The blurred Line of 21st Century Song

Again an article by our english language correspondent Jake Bellissimo – the links are very worth checking out!

The Blurred Line of 21st Century Song


While studying composition at the Eastman School of Music in Rochester, New York, I saw a very special “senior recital” towards the end of Spring semester 2015. The recital was given by tenor Sam Grosby, and the concert was pretty standard for an Eastman recital—it contained some Beethoven, some Rachmaninoff, etc., the essential repertoire for any operatic vocalist wishing to graduate with a degree.

Still, there was a rift in the common repertoire that occurred after intermission. As his choice of a modern song, Grosby chose to sing three songs from The Dirty Projectors album The Getty Address.

As the lights dimmed it became clear this would be an irregular operation. I already knew the songs, so I wasn’t necessarily surprised when I saw 10+ people crowd the stage with a mixture of instruments and found objects. There was no denying that this was an atypical performance, though, especially in the context of the “classical concert hall”. They proceeded to go through the songs (starting with “I Sit on the Ridge at Dusk”) with raucous applause at the end, and everybody agreed that it was an exceptional performance of truly beautiful music.

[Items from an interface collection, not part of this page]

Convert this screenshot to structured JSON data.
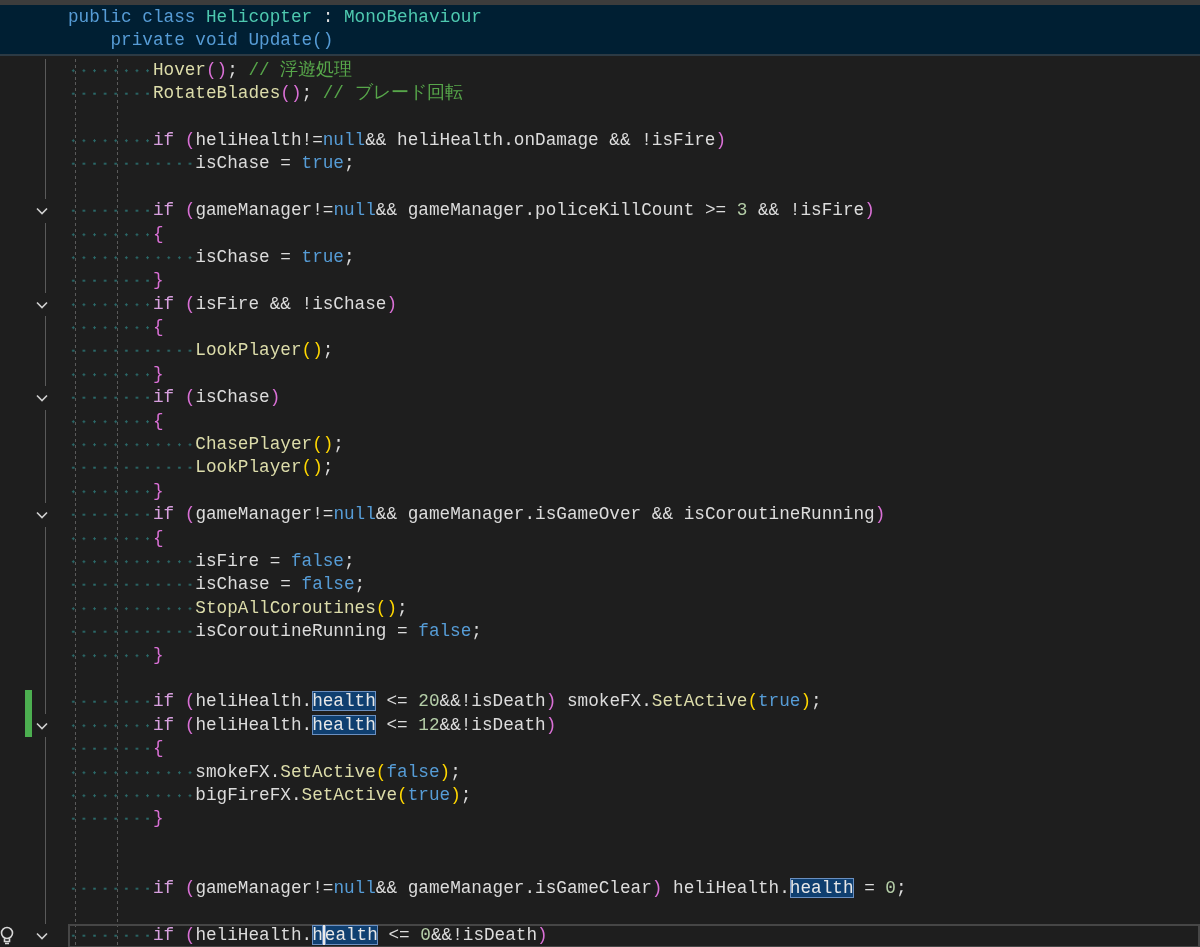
{
  "sticky_header": [
    {
      "tokens": [
        {
          "t": "public class ",
          "kind": "kw"
        },
        {
          "t": "Helicopter",
          "kind": "type"
        },
        {
          "t": " : ",
          "kind": "op"
        },
        {
          "t": "MonoBehaviour",
          "kind": "type"
        }
      ],
      "children": [
        {
          "tokens": [
            {
              "t": "private void Update()",
              "kind": "kw"
            }
          ]
        }
      ]
    }
  ],
  "lines": [
    {
      "kind": "code",
      "tokens": [
        {
          "t": "Hover",
          "kind": "fn"
        },
        {
          "t": "()",
          "kind": "p1"
        },
        {
          "t": "; ",
          "kind": "op"
        },
        {
          "t": "// 浮遊処理",
          "kind": "cmt"
        }
      ],
      "changed": false,
      "current": false
    },
    {
      "kind": "code",
      "tokens": [
        {
          "t": "RotateBlades",
          "kind": "fn"
        },
        {
          "t": "()",
          "kind": "p1"
        },
        {
          "t": "; ",
          "kind": "op"
        },
        {
          "t": "// ブレード回転",
          "kind": "cmt"
        }
      ],
      "changed": false,
      "current": false
    },
    {
      "kind": "blank"
    },
    {
      "kind": "code",
      "tokens": [
        {
          "t": "if ",
          "kind": "ctl"
        },
        {
          "t": "(",
          "kind": "p1"
        },
        {
          "t": "heliHealth!=",
          "kind": "id"
        },
        {
          "t": "null",
          "kind": "kw"
        },
        {
          "t": "&& heliHealth.onDamage && !isFire",
          "kind": "id"
        },
        {
          "t": ")",
          "kind": "p1"
        }
      ],
      "changed": false,
      "current": false,
      "children": [
        {
          "kind": "code",
          "tokens": [
            {
              "t": "isChase = ",
              "kind": "id"
            },
            {
              "t": "true",
              "kind": "kw"
            },
            {
              "t": ";",
              "kind": "id"
            }
          ],
          "changed": false,
          "current": false
        }
      ]
    },
    {
      "kind": "blank"
    },
    {
      "kind": "code",
      "tokens": [
        {
          "t": "if ",
          "kind": "ctl"
        },
        {
          "t": "(",
          "kind": "p1"
        },
        {
          "t": "gameManager!=",
          "kind": "id"
        },
        {
          "t": "null",
          "kind": "kw"
        },
        {
          "t": "&& gameManager.policeKillCount >= ",
          "kind": "id"
        },
        {
          "t": "3",
          "kind": "num"
        },
        {
          "t": " && !isFire",
          "kind": "id"
        },
        {
          "t": ")",
          "kind": "p1"
        }
      ],
      "changed": false,
      "current": false,
      "fold": {
        "expanded": true
      }
    },
    {
      "kind": "code",
      "tokens": [
        {
          "t": "{",
          "kind": "p1"
        }
      ],
      "changed": false,
      "current": false,
      "children": [
        {
          "kind": "code",
          "tokens": [
            {
              "t": "isChase = ",
              "kind": "id"
            },
            {
              "t": "true",
              "kind": "kw"
            },
            {
              "t": ";",
              "kind": "id"
            }
          ],
          "changed": false,
          "current": false
        }
      ]
    },
    {
      "kind": "code",
      "tokens": [
        {
          "t": "}",
          "kind": "p1"
        }
      ],
      "changed": false,
      "current": false
    },
    {
      "kind": "code",
      "tokens": [
        {
          "t": "if ",
          "kind": "ctl"
        },
        {
          "t": "(",
          "kind": "p1"
        },
        {
          "t": "isFire && !isChase",
          "kind": "id"
        },
        {
          "t": ")",
          "kind": "p1"
        }
      ],
      "changed": false,
      "current": false,
      "fold": {
        "expanded": true
      }
    },
    {
      "kind": "code",
      "tokens": [
        {
          "t": "{",
          "kind": "p1"
        }
      ],
      "changed": false,
      "current": false,
      "children": [
        {
          "kind": "code",
          "tokens": [
            {
              "t": "LookPlayer",
              "kind": "fn"
            },
            {
              "t": "()",
              "kind": "p2"
            },
            {
              "t": ";",
              "kind": "id"
            }
          ],
          "changed": false,
          "current": false
        }
      ]
    },
    {
      "kind": "code",
      "tokens": [
        {
          "t": "}",
          "kind": "p1"
        }
      ],
      "changed": false,
      "current": false
    },
    {
      "kind": "code",
      "tokens": [
        {
          "t": "if ",
          "kind": "ctl"
        },
        {
          "t": "(",
          "kind": "p1"
        },
        {
          "t": "isChase",
          "kind": "id"
        },
        {
          "t": ")",
          "kind": "p1"
        }
      ],
      "changed": false,
      "current": false,
      "fold": {
        "expanded": true
      }
    },
    {
      "kind": "code",
      "tokens": [
        {
          "t": "{",
          "kind": "p1"
        }
      ],
      "changed": false,
      "current": false,
      "children": [
        {
          "kind": "code",
          "tokens": [
            {
              "t": "ChasePlayer",
              "kind": "fn"
            },
            {
              "t": "()",
              "kind": "p2"
            },
            {
              "t": ";",
              "kind": "id"
            }
          ],
          "changed": false,
          "current": false
        },
        {
          "kind": "code",
          "tokens": [
            {
              "t": "LookPlayer",
              "kind": "fn"
            },
            {
              "t": "()",
              "kind": "p2"
            },
            {
              "t": ";",
              "kind": "id"
            }
          ],
          "changed": false,
          "current": false
        }
      ]
    },
    {
      "kind": "code",
      "tokens": [
        {
          "t": "}",
          "kind": "p1"
        }
      ],
      "changed": false,
      "current": false
    },
    {
      "kind": "code",
      "tokens": [
        {
          "t": "if ",
          "kind": "ctl"
        },
        {
          "t": "(",
          "kind": "p1"
        },
        {
          "t": "gameManager!=",
          "kind": "id"
        },
        {
          "t": "null",
          "kind": "kw"
        },
        {
          "t": "&& gameManager.isGameOver && isCoroutineRunning",
          "kind": "id"
        },
        {
          "t": ")",
          "kind": "p1"
        }
      ],
      "changed": false,
      "current": false,
      "fold": {
        "expanded": true
      }
    },
    {
      "kind": "code",
      "tokens": [
        {
          "t": "{",
          "kind": "p1"
        }
      ],
      "changed": false,
      "current": false,
      "children": [
        {
          "kind": "code",
          "tokens": [
            {
              "t": "isFire = ",
              "kind": "id"
            },
            {
              "t": "false",
              "kind": "kw"
            },
            {
              "t": ";",
              "kind": "id"
            }
          ],
          "changed": false,
          "current": false
        },
        {
          "kind": "code",
          "tokens": [
            {
              "t": "isChase = ",
              "kind": "id"
            },
            {
              "t": "false",
              "kind": "kw"
            },
            {
              "t": ";",
              "kind": "id"
            }
          ],
          "changed": false,
          "current": false
        },
        {
          "kind": "code",
          "tokens": [
            {
              "t": "StopAllCoroutines",
              "kind": "fn"
            },
            {
              "t": "()",
              "kind": "p2"
            },
            {
              "t": ";",
              "kind": "id"
            }
          ],
          "changed": false,
          "current": false
        },
        {
          "kind": "code",
          "tokens": [
            {
              "t": "isCoroutineRunning = ",
              "kind": "id"
            },
            {
              "t": "false",
              "kind": "kw"
            },
            {
              "t": ";",
              "kind": "id"
            }
          ],
          "changed": false,
          "current": false
        }
      ]
    },
    {
      "kind": "code",
      "tokens": [
        {
          "t": "}",
          "kind": "p1"
        }
      ],
      "changed": false,
      "current": false
    },
    {
      "kind": "blank"
    },
    {
      "kind": "code",
      "tokens": [
        {
          "t": "if ",
          "kind": "ctl"
        },
        {
          "t": "(",
          "kind": "p1"
        },
        {
          "t": "heliHealth.",
          "kind": "id"
        },
        {
          "t": "health",
          "kind": "ref"
        },
        {
          "t": " <= ",
          "kind": "id"
        },
        {
          "t": "20",
          "kind": "num"
        },
        {
          "t": "&&!isDeath",
          "kind": "id"
        },
        {
          "t": ")",
          "kind": "p1"
        },
        {
          "t": " smokeFX.",
          "kind": "id"
        },
        {
          "t": "SetActive",
          "kind": "fn"
        },
        {
          "t": "(",
          "kind": "p2"
        },
        {
          "t": "true",
          "kind": "kw"
        },
        {
          "t": ")",
          "kind": "p2"
        },
        {
          "t": ";",
          "kind": "id"
        }
      ],
      "changed": true,
      "current": false
    },
    {
      "kind": "code",
      "tokens": [
        {
          "t": "if ",
          "kind": "ctl"
        },
        {
          "t": "(",
          "kind": "p1"
        },
        {
          "t": "heliHealth.",
          "kind": "id"
        },
        {
          "t": "health",
          "kind": "ref"
        },
        {
          "t": " <= ",
          "kind": "id"
        },
        {
          "t": "12",
          "kind": "num"
        },
        {
          "t": "&&!isDeath",
          "kind": "id"
        },
        {
          "t": ")",
          "kind": "p1"
        }
      ],
      "changed": true,
      "current": false,
      "fold": {
        "expanded": true
      }
    },
    {
      "kind": "code",
      "tokens": [
        {
          "t": "{",
          "kind": "p1"
        }
      ],
      "changed": false,
      "current": false,
      "children": [
        {
          "kind": "code",
          "tokens": [
            {
              "t": "smokeFX.",
              "kind": "id"
            },
            {
              "t": "SetActive",
              "kind": "fn"
            },
            {
              "t": "(",
              "kind": "p2"
            },
            {
              "t": "false",
              "kind": "kw"
            },
            {
              "t": ")",
              "kind": "p2"
            },
            {
              "t": ";",
              "kind": "id"
            }
          ],
          "changed": false,
          "current": false
        },
        {
          "kind": "code",
          "tokens": [
            {
              "t": "bigFireFX.",
              "kind": "id"
            },
            {
              "t": "SetActive",
              "kind": "fn"
            },
            {
              "t": "(",
              "kind": "p2"
            },
            {
              "t": "true",
              "kind": "kw"
            },
            {
              "t": ")",
              "kind": "p2"
            },
            {
              "t": ";",
              "kind": "id"
            }
          ],
          "changed": false,
          "current": false
        }
      ]
    },
    {
      "kind": "code",
      "tokens": [
        {
          "t": "}",
          "kind": "p1"
        }
      ],
      "changed": false,
      "current": false
    },
    {
      "kind": "blank"
    },
    {
      "kind": "blank"
    },
    {
      "kind": "code",
      "tokens": [
        {
          "t": "if ",
          "kind": "ctl"
        },
        {
          "t": "(",
          "kind": "p1"
        },
        {
          "t": "gameManager!=",
          "kind": "id"
        },
        {
          "t": "null",
          "kind": "kw"
        },
        {
          "t": "&& gameManager.isGameClear",
          "kind": "id"
        },
        {
          "t": ")",
          "kind": "p1"
        },
        {
          "t": " heliHealth.",
          "kind": "id"
        },
        {
          "t": "health",
          "kind": "ref"
        },
        {
          "t": " = ",
          "kind": "id"
        },
        {
          "t": "0",
          "kind": "num"
        },
        {
          "t": ";",
          "kind": "id"
        }
      ],
      "changed": false,
      "current": false
    },
    {
      "kind": "blank"
    },
    {
      "kind": "code",
      "tokens": [
        {
          "t": "if ",
          "kind": "ctl"
        },
        {
          "t": "(",
          "kind": "p1"
        },
        {
          "t": "heliHealth.",
          "kind": "id"
        },
        {
          "t": "h",
          "kind": "ref",
          "caret": true
        },
        {
          "t": "ealth",
          "kind": "ref"
        },
        {
          "t": " <= ",
          "kind": "id"
        },
        {
          "t": "0",
          "kind": "num"
        },
        {
          "t": "&&!isDeath",
          "kind": "id"
        },
        {
          "t": ")",
          "kind": "p1"
        }
      ],
      "changed": false,
      "current": true,
      "fold": {
        "expanded": true
      }
    }
  ]
}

So, what’s the problem with this? Well, the type of music David Longstreth (the mind behind The Dirty Projectors) writes certainly isn’t representative of typical “art song”. Despite The Getty Address involving the help of many classical musicians (even sporting arrangements by David Lang), Longstreth was an English major at Yale when he penned the cycle and therefore not an “official” composer of song. Because of his lack of technical qualification, his music is described more often as pop music than it is art song.

However, this isn’t representative of the music itself.

The difference between “classical art song” and various other types of song (folksong, etc.) has always had to do with tradition and teaching. If you were to get to the core of the issue, you’d find the main differences are technique, place of performance, performers, and compositional methods. These practices were also tied to class, accessibility, instrumentation, and distribution, which is why something like “The Circus Band”—despite being straightforward pop music—is still circled in classical scenes and concert halls before songwriting circles and bars.

By the mid-twentieth century, this had all changed. Plenty of traditionally trained composers were incorporating elements of pop, jazz, and folk music into their compositions, and today it’s common for composers to have songs living in both classical and pop worlds.

So why hasn’t the same freedom been applied to people who come from a non-conservatory background? Why is there still a divide at all? Thanks to things like the internet and niche record shops, the information behind practice and nuance is now public knowledge. We are living in a society where people are moving freely between different traditions, and the line between art song and folksong is becoming blurred to the point of just a harmonious “song”.

For example, take the album The Orlando Sentinel by Emperor X (Chad Matheny). Matheny is one of many songwriters who write music that cannot be precisely defined as art song or folksong. Something like The Orlando Sentinel is clearly a song cycle: its various “RING” segments split the album into movements, and various songs (like “Daytrader Stadium” and “RING 3B: Todos Somos Caribeños”) play with timbre in a unique manner not derivative of a specific tradition. Songs are presented with focal points that constantly change from material to lyrics to timbre, and as a result the songs occupy a folk headspace just as much as a Reichian minimalism. Instrumental bits serve as interludes, with the album containing influence from across the board.

Coming off of this example, could Xiu Xiu’s “Walnut House” fit into our current definition of art song? The instrumentation is there, the abstract form is there, and this can just as easily fit within the voice of a classically-trained tenor as it does a folk singer.

Through integrating different genres, we’ve cornered ourselves—terms that previously denoted different practices now represent performance spaces (concert halls vs. other venues). Ever since the spread of information and influence of the internet in the 20th century, our interaction with song has changed and now has become a melting pot for whatever we want to throw in it. The reason why I’ve included so many examples in this post is to illustrate how complicated this field of definition has become.

Merriam-Webster defines the notion of song as “a short piece of music with words that are sung”. Perhaps it’s time to simplify our definition as well.

Jake Bellissimo